Furthermore, if we consider the concept of sharing economy which we touched upon a while ago, and use it to build our business structure, many benefits can be acquired for one’s IP creation and general growth. From the perspective of IP creation, we must consider the change towards a lower cost due to an application of non-operative assets, and since the prosumers take a part in planning the IP’s collaborative force increases, which allows for the perfect matching between creators who respond to the IP itself. From the perspective of IP growth, the push notifications from smartphone apps and the recommendations creates more opportunities for users to come into contact with the content. Now users can freely acquire and enjoy content on specific dates and in specific locations.
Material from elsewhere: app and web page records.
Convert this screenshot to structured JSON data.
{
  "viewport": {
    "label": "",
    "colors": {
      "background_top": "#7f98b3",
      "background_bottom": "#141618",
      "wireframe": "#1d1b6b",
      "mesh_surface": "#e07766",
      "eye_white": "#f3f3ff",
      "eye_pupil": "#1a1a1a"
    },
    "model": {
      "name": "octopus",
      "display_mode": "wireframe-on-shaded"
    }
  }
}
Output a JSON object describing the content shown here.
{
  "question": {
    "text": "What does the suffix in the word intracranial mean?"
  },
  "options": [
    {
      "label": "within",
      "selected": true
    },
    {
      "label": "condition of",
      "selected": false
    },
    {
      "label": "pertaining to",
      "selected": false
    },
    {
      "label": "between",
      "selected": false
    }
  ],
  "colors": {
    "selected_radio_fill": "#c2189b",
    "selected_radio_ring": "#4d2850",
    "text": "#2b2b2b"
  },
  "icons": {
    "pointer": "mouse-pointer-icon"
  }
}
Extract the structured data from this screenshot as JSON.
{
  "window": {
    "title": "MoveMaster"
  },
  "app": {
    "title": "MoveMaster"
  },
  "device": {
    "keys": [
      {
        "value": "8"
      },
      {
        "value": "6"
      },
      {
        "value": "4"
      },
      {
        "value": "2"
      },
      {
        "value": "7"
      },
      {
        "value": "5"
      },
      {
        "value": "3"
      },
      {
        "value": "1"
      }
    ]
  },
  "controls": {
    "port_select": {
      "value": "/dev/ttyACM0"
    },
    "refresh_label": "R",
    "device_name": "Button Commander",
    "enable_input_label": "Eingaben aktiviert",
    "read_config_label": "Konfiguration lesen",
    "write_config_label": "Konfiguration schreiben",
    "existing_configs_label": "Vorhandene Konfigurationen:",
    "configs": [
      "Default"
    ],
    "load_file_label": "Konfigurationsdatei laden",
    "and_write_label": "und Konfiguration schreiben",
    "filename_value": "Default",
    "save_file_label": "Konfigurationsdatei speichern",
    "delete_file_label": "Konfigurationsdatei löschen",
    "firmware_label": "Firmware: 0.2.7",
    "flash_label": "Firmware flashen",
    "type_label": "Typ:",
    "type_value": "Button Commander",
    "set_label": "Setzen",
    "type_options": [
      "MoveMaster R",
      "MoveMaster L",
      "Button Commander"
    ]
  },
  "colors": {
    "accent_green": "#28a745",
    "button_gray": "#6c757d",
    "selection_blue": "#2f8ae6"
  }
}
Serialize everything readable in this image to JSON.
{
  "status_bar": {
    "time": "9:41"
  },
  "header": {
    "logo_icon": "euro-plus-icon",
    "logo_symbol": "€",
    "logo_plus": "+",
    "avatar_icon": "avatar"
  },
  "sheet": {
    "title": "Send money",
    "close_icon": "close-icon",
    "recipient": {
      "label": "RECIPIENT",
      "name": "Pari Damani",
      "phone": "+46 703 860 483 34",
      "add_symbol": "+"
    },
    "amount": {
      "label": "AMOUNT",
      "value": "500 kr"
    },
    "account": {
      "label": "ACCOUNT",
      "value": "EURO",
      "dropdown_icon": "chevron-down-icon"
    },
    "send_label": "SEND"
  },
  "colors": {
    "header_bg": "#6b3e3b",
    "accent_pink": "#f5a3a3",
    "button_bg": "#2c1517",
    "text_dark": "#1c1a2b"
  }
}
And also, this structure invites them to live an alternative fiction creative lifestyle, which can also increase the value of the IP. By using the cloud, other people’s newest equipment which they don’t use, plus the methods of using that equipment in order to make alternative fiction creations and learn about them within their own space-time can bring about a demand for community events.
Smartphones allow for customer interaction in a way which is not only online but also fosters real life planning, and much data is being collected while the IP interaction activities performed by many companies are used as the customer’s ID, which gives even greater positive points to both aspects of IP creation and growth. Of course, building this kind of structure involves a lot of hard work and can’t all be done in a day.
I think it’s not a matter of just wishing for a product to become a hit by a strike of luck, but instead it is important to build this structure as a business model to expand its fan base and profit continuously.
(Article by: Kazuya Yoshida)
Fields Research Institute (FRI) conducts research in entertainment. This article was written by the member of FRI, through the original coverage of his/her interests that discovered from daily life.